  11. Caro says

    I would like to say “dito” to chris’s earlier comment about switching doctors. We ended up seeing a number of different doctors during my daughter’s first (very sick) winter. We found that the NP at the practice got my kids to laugh every single time. She even had my daughter asking her to look in her ear *again* after other doctors had to have me and a PA hold her down before they could look.

  12. Angele says

    I use the “catch more flies with honey” approach.

    At the 15 month visit recently, if I’d held my son down while the doctor (and then the med student after that!) looked in his ears, it would have resulted in writhing and screaming. Instead, I nibbled on his other ear until he was laughing, and then the doctor had no problem. Same with various other body parts — tickles, funny noises, etc.

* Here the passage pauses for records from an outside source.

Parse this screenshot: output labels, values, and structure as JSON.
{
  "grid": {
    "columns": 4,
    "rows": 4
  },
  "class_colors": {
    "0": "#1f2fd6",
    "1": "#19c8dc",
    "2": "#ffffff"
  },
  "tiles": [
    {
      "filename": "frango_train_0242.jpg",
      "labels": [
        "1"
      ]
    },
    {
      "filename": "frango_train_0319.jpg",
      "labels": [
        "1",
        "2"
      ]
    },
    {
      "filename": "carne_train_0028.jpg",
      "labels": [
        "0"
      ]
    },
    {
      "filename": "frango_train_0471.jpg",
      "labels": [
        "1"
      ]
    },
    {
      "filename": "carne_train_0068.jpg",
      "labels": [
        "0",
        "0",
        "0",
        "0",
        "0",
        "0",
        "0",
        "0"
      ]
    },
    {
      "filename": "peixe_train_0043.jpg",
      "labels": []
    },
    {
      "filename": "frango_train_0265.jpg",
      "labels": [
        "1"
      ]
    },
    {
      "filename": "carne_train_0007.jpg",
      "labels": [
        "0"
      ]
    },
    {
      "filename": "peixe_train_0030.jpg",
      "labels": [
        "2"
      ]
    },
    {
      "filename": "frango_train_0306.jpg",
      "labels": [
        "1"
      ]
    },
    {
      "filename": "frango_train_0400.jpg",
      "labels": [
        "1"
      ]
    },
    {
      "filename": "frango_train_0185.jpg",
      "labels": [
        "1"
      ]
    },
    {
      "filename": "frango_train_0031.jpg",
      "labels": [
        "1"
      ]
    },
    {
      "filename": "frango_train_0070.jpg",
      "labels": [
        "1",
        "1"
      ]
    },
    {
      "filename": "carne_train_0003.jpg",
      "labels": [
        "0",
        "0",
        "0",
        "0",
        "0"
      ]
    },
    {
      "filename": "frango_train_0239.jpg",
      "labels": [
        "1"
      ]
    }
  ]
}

    We have much better luck doing the exam with the babies in our laps than on the exam table. The moment either baby touches the table (even just to be measured), they freak out.

    Since I have twins, I also make a point of bringing my husband when both babies are going to get shots. I once went alone and had to try to comfort two hysterical babies post-shots — never again. The nurse tried to help me, but when they’re that upset they won’t be comforted by a stranger.

  13. Kelsey Nicolay says

    I have never really been afraid of doctors, but I hated having blood drawn as a child. I had to do it a lot due to a medical condition. I did fine with the exam, but when it came time for them to draw blood, I cried. After that, I made sure they drew it from my non dominant arm and I sat on my mom’s lap. I never had a problem after that but I did complain at first but got over it.

  14. Kelsey Nicolay says

    I find that the nurse practitioners tend to be more personable. At my pediatricians, I never cared for my doctor, but they had a nurse practitioner who we always tried to see for our physicals. Even now, I still prefer to see nurse practitioners because they tend to relate better to nervous patients.